The church was organized in New York on April 6,
1830. Since 1838 we have continuously been called the Church of Jesus Christ
of Latter Day Saints in the same style most often used before 1844,
British hyphenation later adopted by the other Mormons.
Joseph Smith Jr. presided over the church from 1830
to 1844, and James J. Strang presided from 1844 to 1856.
Joseph Smith Jr. appointed James J. Strang to be his
successor with a document that survives at Yale University. Scholars have determined
that it has an authentic postmark Nauvoo, June 19, 1844 on an envelope
addressed in the same hand as the whole document. The envelope is block-printed in a
style strikingly similar to that occasionally used by Hyrum Smiths scribe, but is
probably in the rare printing of Joseph Smith Jr. himself. The text of the document

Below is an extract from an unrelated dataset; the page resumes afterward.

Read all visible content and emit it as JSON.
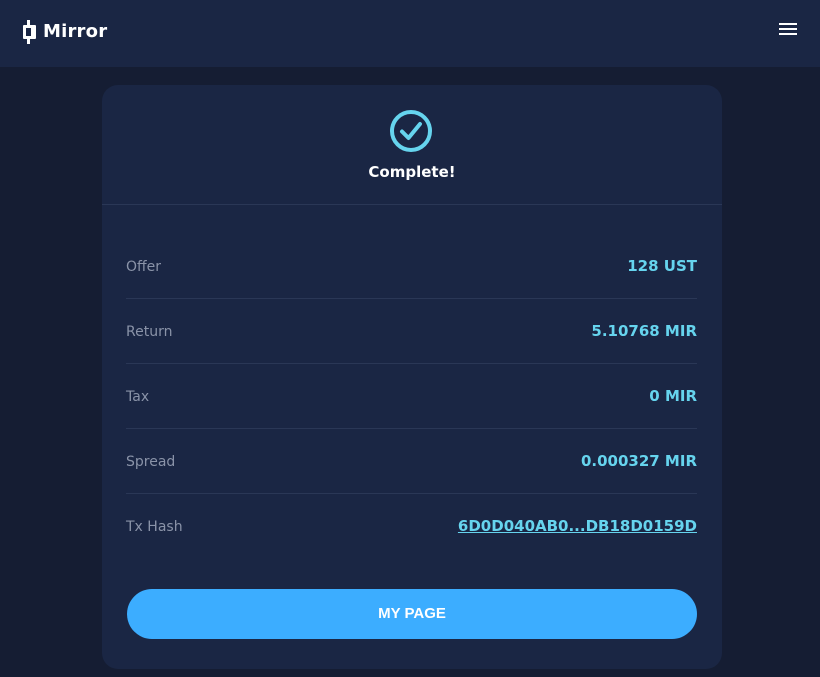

matches the language, style, and passion of Joseph Smith Jr. The document is
published with the Revelations of James J. Strang.
The letter convinced John
Whitmer, David Whitmer, Martin Harris, Hiram Page, John E. Page, William
McLellin, William Smith,
Emma Smith, the sisters of Joseph Smith, William Marks, George Miller,
and an array of other scribes and family members who would have known Joseph Smith Jr.s style.
Joseph Smith Jr. had written revelations in the Doctrine
and Covenants that said he alone had the keys to receive revelations for the church,
and indicated that he would eventually appoint another in his steadbut he could not
ordain his own successor to a sole office, and no other person could ordain someone to an
office that they themselves lacked.
James J. Strang announced that he had been ordained
by angels in the same hour that Joseph Smith Jr. was killed, but he and Smith were two
hundred miles apart. The ordination is published in the Revelations of James J.
James J. Strang translated metallic plates and eleven
witnesses signed testimonies that they saw the platesnone ever denied their
testimony. The testimony of the Voree Plates is published in the
James J. Strang; and the testimony to the
Book of the Law of the Lord
is published in front of that law.
Brigham Young was summoned to a trial and
excommunicated by a high council on April 6, 1846. Young in turn claimed that he
excommunicated James J. Strang, but there was never a notice for Strang to appear, nor was
there ever a trial for Strang.
12,000 people acknowledged the appointment of
James J. Strang.
James J. Strang was killed in 1856, just twelve years
after his appointment, and the church barely survived being driven from northern Michigan
by a mob at the same time.
Most of our members later joined the Reorganized
church which was formed four years after the death of James J. Strang.